A tooth surrounded by foods that are harmful to dental health.The germs in our mouths love to eat the foods we eat and to do this, they make acid. This acid in your mouth starts to dissolve the teeth, which softens the enamel, the thin outer covering of the tooth, and a cavity begins. Simple carbohydrates and anything with sugar, juice, drinks other than water (even diet sodas), cake, bread (especially white bread), and acidic foods like lemon and vinegar help the germs make even more acid. You just don’t want to have these foods sitting in your mouth and on your teeth for a long time. Each time we eat, our mouths will be acidic for 20-60 minutes. Every time you or your child eats and drinks, there is more time for the germs to eat and more chances for cavities to start.

So, what can you do?

We know that kids are grazers, they eat a little, go off and play, eat a little more, go off and play and they do this all day long. I love when kids can listen to their bodies and eat when they are hungry, and stop when they are full. But if we want to prevent cavities, one thing we can do is to limit snacks to a couple of times a day. We can also give our children unprocessed foods that are low in sugar and not made with white flour.  Drinking only water in between A beautiful girl eating fresh fruitmeals can help too.  If you or your children want other drinks, have those with your meal as there will be more saliva to help protect against the acids. It might surprise you that some bottled waters are very acidic. This is to make sure no bacteria grow in the water while it is sitting on the shelf! If you drink bottled water, you can search its acidity or pH level on the internet. Type in: What is the pH of (your brand of water)? The best pH is 7, which is neutral. If the pH of what you would like to drink is below 5.5, it can start to dissolve or soften your teeth and make cavities more likely. The water from your kitchen sink will be best for your teeth, but it is also probably cheaper than buying bottles of water and will help protect the environment.

Here is some information on some common drinks and how acidic they are. It is best to drink things that range between 6.5-8.5 pH.

What else can you do?

A tooth surrounded by foods that are helpful to dental health.What if you are hungry during the day? Choose your snacks wisely.  Try veggies, fruit (not juice), nuts, seeds, plain unsweetened yogurts (you can add fruit), cheese, and meat. Crunchy fruits and veggies like apples, carrots, and celery have more fiber, and when you eat them, you will have more of the amazing saliva to protect your teeth. Dairy has its own sugars but also has calcium that helps to make your teeth stronger. The stronger the teeth are, the more difficult it is to get cavities. I love cheese, sometimes too much! Maybe we should practice what the in France do. They eat cheese for dessert instead of sweets like we do here in the United States!

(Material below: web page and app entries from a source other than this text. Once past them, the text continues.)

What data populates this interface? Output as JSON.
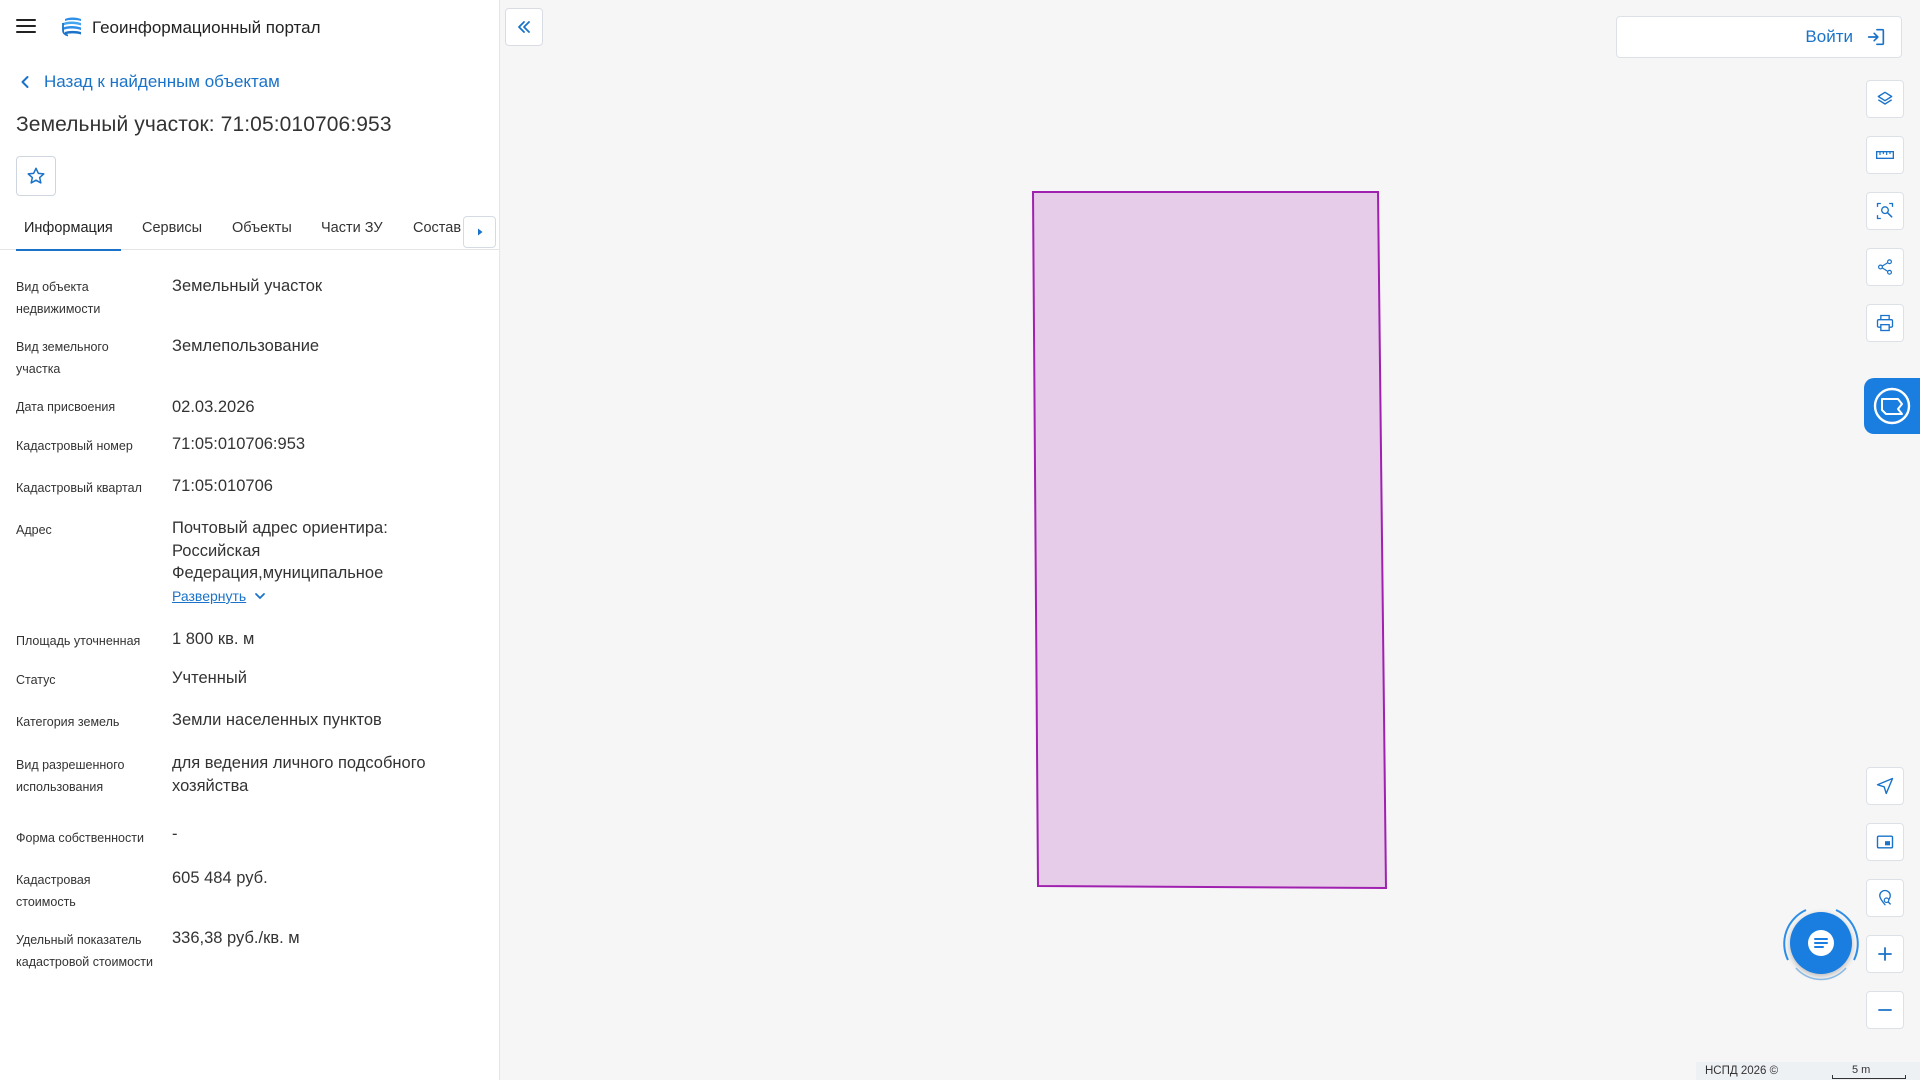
{
  "app": {
    "title": "Геоинформационный портал"
  },
  "nav": {
    "back_label": "Назад к найденным объектам"
  },
  "object": {
    "title": "Земельный участок: 71:05:010706:953"
  },
  "tabs": [
    {
      "label": "Информация",
      "active": true
    },
    {
      "label": "Сервисы",
      "active": false
    },
    {
      "label": "Объекты",
      "active": false
    },
    {
      "label": "Части ЗУ",
      "active": false
    },
    {
      "label": "Состав",
      "active": false
    }
  ],
  "properties": [
    {
      "label": "Вид объекта недвижимости",
      "value": "Земельный участок"
    },
    {
      "label": "Вид земельного участка",
      "value": "Землепользование"
    },
    {
      "label": "Дата присвоения",
      "value": "02.03.2026"
    },
    {
      "label": "Кадастровый номер",
      "value": "71:05:010706:953"
    },
    {
      "label": "Кадастровый квартал",
      "value": "71:05:010706"
    },
    {
      "label": "Адрес",
      "value": "Почтовый адрес ориентира: Российская Федерация,муниципальное",
      "expand_label": "Развернуть"
    },
    {
      "label": "Площадь уточненная",
      "value": "1 800 кв. м"
    },
    {
      "label": "Статус",
      "value": "Учтенный"
    },
    {
      "label": "Категория земель",
      "value": "Земли населенных пунктов"
    },
    {
      "label": "Вид разрешенного использования",
      "value": "для ведения личного подсобного хозяйства"
    },
    {
      "label": "Форма собственности",
      "value": "-"
    },
    {
      "label": "Кадастровая стоимость",
      "value": "605 484 руб."
    },
    {
      "label": "Удельный показатель кадастровой стоимости",
      "value": "336,38 руб./кв. м"
    }
  ],
  "map": {
    "login_label": "Войти",
    "attribution": "НСПД 2026 ©",
    "scale_label": "5 m",
    "parcel_fill": "#e6cce8",
    "parcel_stroke": "#a020b0",
    "accent": "#1a73c8"
  },
  "icons": {
    "menu": "hamburger-icon",
    "logo": "portal-logo-icon",
    "back": "chevron-left-icon",
    "favorite": "star-icon",
    "tab_next": "caret-right-icon",
    "expand": "chevron-down-icon",
    "collapse": "double-chevron-left-icon",
    "login": "sign-in-icon",
    "layers": "layers-icon",
    "ruler": "ruler-icon",
    "select_area": "area-select-icon",
    "share": "share-icon",
    "print": "printer-icon",
    "gosuslugi": "gosuslugi-icon",
    "locate": "navigation-arrow-icon",
    "minimap": "minimap-icon",
    "geo_search": "location-search-icon",
    "zoom_in": "plus-icon",
    "zoom_out": "minus-icon",
    "chat": "chat-icon"
  }
}
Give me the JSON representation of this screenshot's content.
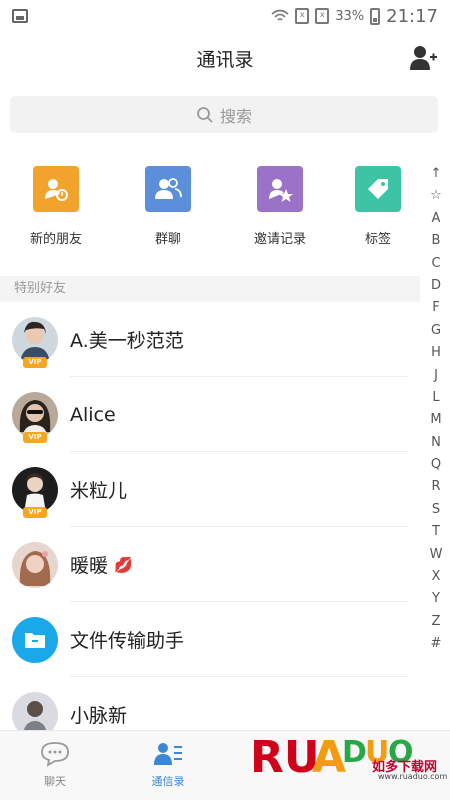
{
  "status_bar": {
    "battery": "33%",
    "time": "21:17"
  },
  "nav": {
    "title": "通讯录"
  },
  "search": {
    "placeholder": "搜索"
  },
  "quick_actions": [
    {
      "label": "新的朋友",
      "color": "#f2a32e",
      "icon": "new-friend-icon"
    },
    {
      "label": "群聊",
      "color": "#5b8fd9",
      "icon": "group-chat-icon"
    },
    {
      "label": "邀请记录",
      "color": "#9a73c9",
      "icon": "invite-record-icon"
    },
    {
      "label": "标签",
      "color": "#3cc4a5",
      "icon": "tag-icon"
    }
  ],
  "section": {
    "title": "特别好友"
  },
  "contacts": [
    {
      "name": "A.美一秒范范",
      "vip": true,
      "vip_label": "VIP"
    },
    {
      "name": "Alice",
      "vip": true,
      "vip_label": "VIP"
    },
    {
      "name": "米粒儿",
      "vip": true,
      "vip_label": "VIP"
    },
    {
      "name": "暖暖",
      "vip": false,
      "emoji": "💋"
    },
    {
      "name": "文件传输助手",
      "vip": false
    },
    {
      "name": "小脉新",
      "vip": false
    }
  ],
  "alpha_index": [
    "↑",
    "☆",
    "A",
    "B",
    "C",
    "D",
    "F",
    "G",
    "H",
    "J",
    "L",
    "M",
    "N",
    "Q",
    "R",
    "S",
    "T",
    "W",
    "X",
    "Y",
    "Z",
    "#"
  ],
  "tabs": [
    {
      "label": "聊天",
      "active": false
    },
    {
      "label": "通信录",
      "active": true
    }
  ],
  "watermark": {
    "chinese": "如多下载网",
    "url": "www.ruaduo.com",
    "logo": "RUADUO"
  },
  "colors": {
    "accent": "#3a87d6",
    "vip": "#f5a623",
    "file_helper": "#1ba8e8"
  }
}
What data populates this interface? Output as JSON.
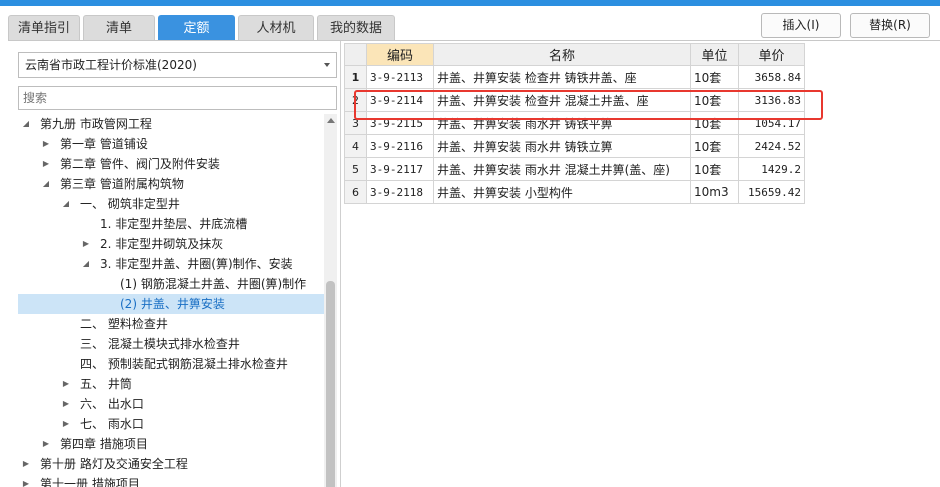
{
  "tabs": [
    "清单指引",
    "清单",
    "定额",
    "人材机",
    "我的数据"
  ],
  "buttons": {
    "insert": "插入(I)",
    "replace": "替换(R)"
  },
  "standard_select": "云南省市政工程计价标准(2020)",
  "search_placeholder": "搜索",
  "tree": [
    "第九册 市政管网工程",
    "第一章 管道铺设",
    "第二章 管件、阀门及附件安装",
    "第三章 管道附属构筑物",
    "一、 砌筑非定型井",
    "1. 非定型井垫层、井底流槽",
    "2. 非定型井砌筑及抹灰",
    "3. 非定型井盖、井圈(箅)制作、安装",
    "(1) 钢筋混凝土井盖、井圈(箅)制作",
    "(2) 井盖、井箅安装",
    "二、 塑料检查井",
    "三、 混凝土模块式排水检查井",
    "四、 预制装配式钢筋混凝土排水检查井",
    "五、 井筒",
    "六、 出水口",
    "七、 雨水口",
    "第四章 措施项目",
    "第十册 路灯及交通安全工程",
    "第十一册 措施项目"
  ],
  "table": {
    "headers": [
      "编码",
      "名称",
      "单位",
      "单价"
    ],
    "rows": [
      {
        "no": "1",
        "code": "3-9-2113",
        "name": "井盖、井箅安装 检查井 铸铁井盖、座",
        "unit": "10套",
        "price": "3658.84"
      },
      {
        "no": "2",
        "code": "3-9-2114",
        "name": "井盖、井箅安装 检查井 混凝土井盖、座",
        "unit": "10套",
        "price": "3136.83"
      },
      {
        "no": "3",
        "code": "3-9-2115",
        "name": "井盖、井箅安装 雨水井 铸铁平箅",
        "unit": "10套",
        "price": "1054.17"
      },
      {
        "no": "4",
        "code": "3-9-2116",
        "name": "井盖、井箅安装 雨水井 铸铁立箅",
        "unit": "10套",
        "price": "2424.52"
      },
      {
        "no": "5",
        "code": "3-9-2117",
        "name": "井盖、井箅安装 雨水井 混凝土井箅(盖、座)",
        "unit": "10套",
        "price": "1429.2"
      },
      {
        "no": "6",
        "code": "3-9-2118",
        "name": "井盖、井箅安装 小型构件",
        "unit": "10m3",
        "price": "15659.42"
      }
    ]
  }
}
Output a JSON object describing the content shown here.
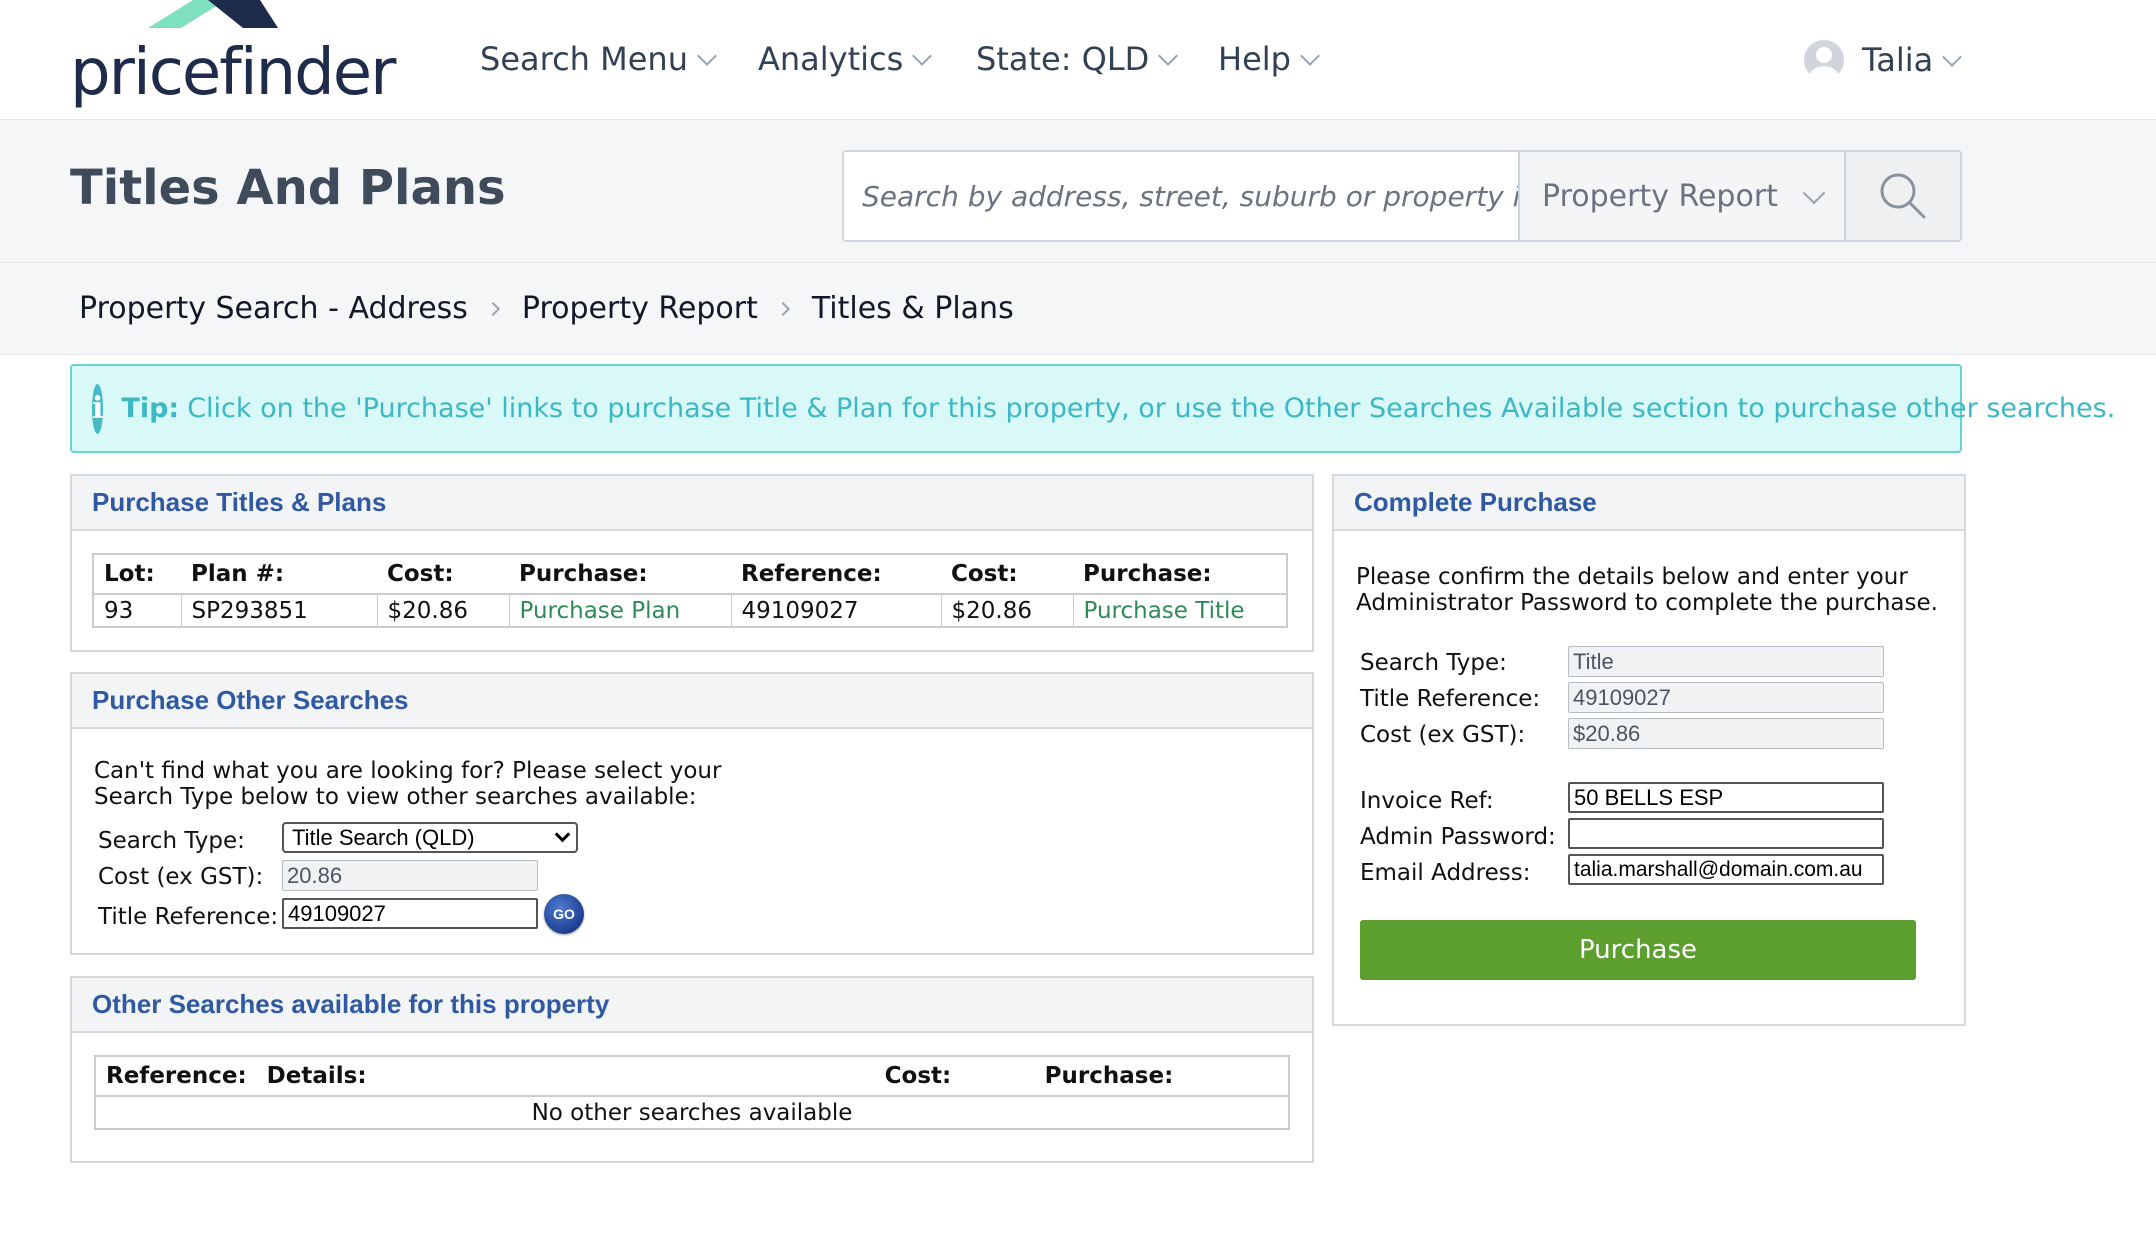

Amino acids are the building blocks of proteins, and your body cannot make the essential amino acids, so they must come from the foods you eat. The amino acids called arginine can help prevent cavities. Arginine makes your mouth less acidic, making it harder to get cavities. The food with the highest amount of arginine is turkey breast. Other foods with a lot of arginine are pork loin, chicken, soybeans, pumpkin seeds, chickpeas, dairy, lentils, peanuts, and spirulina.  These make great snacks.

Toddler smiling while brushing her teethSome dental products have arginine in them too. One is a toothpaste called Tom’s Rapid Relief, and the other is called Basic Bite Chews. You can ask your dentist where to find them.

We all need to eat, but we can do so wisely, not only for overall health but also for our oral health. By eating a variety of foods, less sugar, and fewer acidic drinks, we can keep our teeth healthy. Here is to healthy and smart snacking!